Well, it may be true that we can’t all produce a Picasso, but we can definitely all put paint on paper. And if we can just remember how much we used to enjoy it, maybe we can all learn to be artists again. 

“The shrimp that falls asleep is taken by the current.” – Spanish Proverb.

You’ve undoubtedly heard the phrase, ‘you snooze you lose,’ well, this is the Spanish equivalent; both quotes have the same meanings. They remind us to stay awake and alert if we want to succeed in life and not find ourselves drifting away from our goals. 

“Only put off until tomorrow what you are willing to die having left undone.”

― Pablo Picasso.

Aren’t we all guilty of putting off tasks until some fictional future where we will have all the time and energy we need to complete them? If that sounds familiar, then this is a great quote to remind yourself of when you find yourself pushing something off until another day. Ask yourself if you’d be happy to die having not done that job. If the answer is no, then go get it done! But if the answer is yes, well, then procrastinate away, and if anyone asks, tell them Picasso said it’s ok! 

And Finally…

Proverbs are short quotes whose meanings are derived from years of wisdom.
Photo by Eileen Pan on Unsplash

“A proverb is a short sentence based on long experience.” – Miguel de Cervantes.

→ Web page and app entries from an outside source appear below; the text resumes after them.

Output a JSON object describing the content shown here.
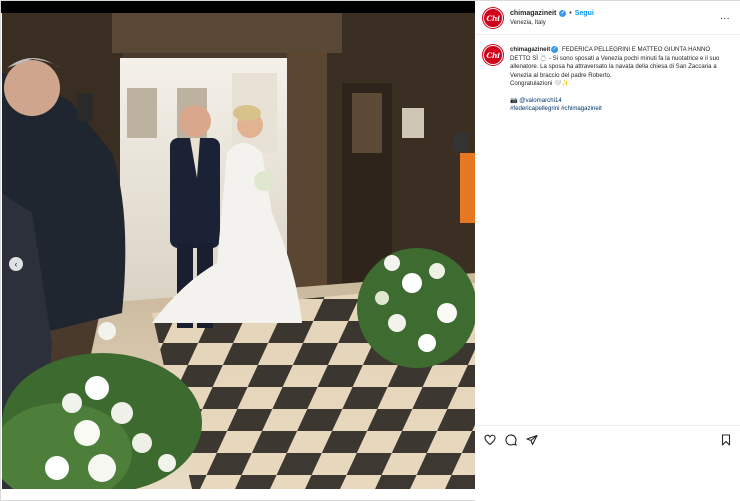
{
  "post": {
    "username": "chimagazineit",
    "logo_text": "Chi",
    "follow_label": "Segui",
    "location": "Venezia, Italy",
    "separator": "•",
    "more_label": "...",
    "caption_user": "chimagazineit",
    "caption_text": "FEDERICA PELLEGRINI E MATTEO GIUNTA HANNO DETTO SÌ 💍 - Si sono sposati a Venezia pochi minuti fa la nuotatrice e il suo allenatore. La sposa ha attraversato la navata della chiesa di San Zaccaria a Venezia al braccio del padre Roberto.",
    "congrats": "Congratulazioni",
    "congrats_emoji": "🤍✨",
    "mention_prefix": "📷",
    "mention": "@valomarchi14",
    "hashtags": "#federicapellegrini #chimagazineit"
  },
  "media": {
    "nav_prev": "‹",
    "slides": 4,
    "active_slide": 1
  },
  "icons": {
    "like": "heart-icon",
    "comment": "comment-icon",
    "share": "share-icon",
    "save": "bookmark-icon"
  },
  "colors": {
    "brand": "#d0021b",
    "link": "#0095f6",
    "mention": "#00376b",
    "verified": "#3897f0"
  }
}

We thought this was a good one to end on as it’s so perfect for our list. Why spend long years trying to make sense of life when you can learn from the wise and well-crafted words of others? Let our list of famous Spanish quotes and their meanings be your shortcut to wisdom. And if not, at least you’ll have a better understanding of Spanish people!

Previous article20 Famous Italian Quotes And Their Meanings
Next articleThe Complete Bali Honeymoon Itinerary: 7 Days On The Island
Anita is from Wales and has been a travel addict since her first trip to Australia ten years ago. Since then she's lived and worked in Oz, New Zealand and Canada, worked many ski seasons and travelled widely through South East Asia, Morocco, India and Europe. She's a nomad, freelance writer, foodie, compulsive reader, tea addict and animal lover.